Design, Setting, and Participants  A total of 48 primary health care facilities in China were randomly selected from 6 provinces at various levels of economic development. Data for the years 2009 through 2011 from 39 qualifying facilities (23 city and 16 rural primary health care centers) were analyzed retrospectively. The study sample consisted of prescription records for 7311 outpatient visits and 2888 inpatient hospitalizations.

Main Outcomes and Measures  General health center information, drug usage, disease diagnoses, and antibiotic use by outpatients and inpatients were surveyed. Cases of inappropriate antibiotic prescription were identified.

Results  Most staff in the primary health care facilities had less than a college degree, and the medical staff consisted primarily of physician assistants, assistant pharmacists, nurses, and nursing assistants. The median (range) governmental contribution to each facility was 34.0% (3.6%-92.5%) of total revenue. The facilities prescribed a median (range) of 28 (8-111) types of antibiotics, including 34 (10-115) individual agents. Antibiotics were included in 52.9% of the outpatient visit prescription records: of these, only 39.4% were prescribed properly. Of the inpatients, 77.5% received antibiotic therapy: of these, only 24.6% were prescribed properly. Antibiotics were prescribed for 78.0% of colds and 93.5% of cases of acute bronchitis. Of the antibiotic prescriptions, 28.0% contained cephalosporins and 15.7% fluoroquinolones. A total of 55.0% of the antibiotic prescriptions were for antibiotic combination therapy with 2 or more agents. In nonsurgical inpatients in cities, the mean (SD) duration of antibiotic therapy was 10.1 (7.8) days. Of the surgical patients, 98.0% received antibiotics, with 63.8% of these prescriptions for prophylaxis.

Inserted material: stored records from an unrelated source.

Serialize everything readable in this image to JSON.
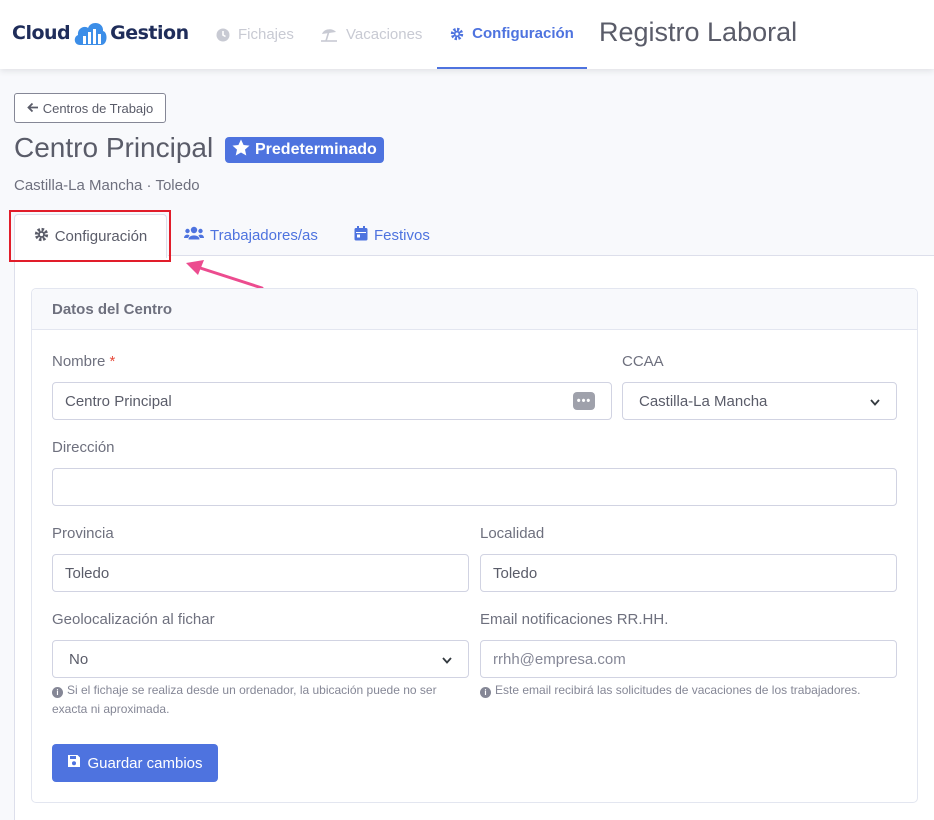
{
  "brand": {
    "part1": "Cloud",
    "part2": "Gestion"
  },
  "nav": {
    "fichajes": "Fichajes",
    "vacaciones": "Vacaciones",
    "configuracion": "Configuración"
  },
  "app_title": "Registro Laboral",
  "back_label": "Centros de Trabajo",
  "center": {
    "title": "Centro Principal",
    "badge": "Predeterminado",
    "subtitle": "Castilla-La Mancha · Toledo"
  },
  "tabs": {
    "config": "Configuración",
    "trabajadores": "Trabajadores/as",
    "festivos": "Festivos"
  },
  "card_title": "Datos del Centro",
  "form": {
    "nombre_label": "Nombre",
    "nombre_required": "*",
    "nombre_value": "Centro Principal",
    "ccaa_label": "CCAA",
    "ccaa_value": "Castilla-La Mancha",
    "direccion_label": "Dirección",
    "direccion_value": "",
    "provincia_label": "Provincia",
    "provincia_value": "Toledo",
    "localidad_label": "Localidad",
    "localidad_value": "Toledo",
    "geo_label": "Geolocalización al fichar",
    "geo_value": "No",
    "geo_help": "Si el fichaje se realiza desde un ordenador, la ubicación puede no ser exacta ni aproximada.",
    "email_label": "Email notificaciones RR.HH.",
    "email_placeholder": "rrhh@empresa.com",
    "email_help": "Este email recibirá las solicitudes de vacaciones de los trabajadores."
  },
  "save_label": "Guardar cambios",
  "colors": {
    "primary": "#4e73df",
    "highlight": "#e11d2a",
    "arrow": "#ec4c8f"
  }
}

Conclusions and Relevance  Antibiotics are frequently prescribed in Chinese primary health care facilities, and a large proportion of these prescriptions are inappropriate. Frequent and inappropriate use of antibiotics in primary health care settings in China is a serious problem that likely contributes to antimicrobial resistance worldwide.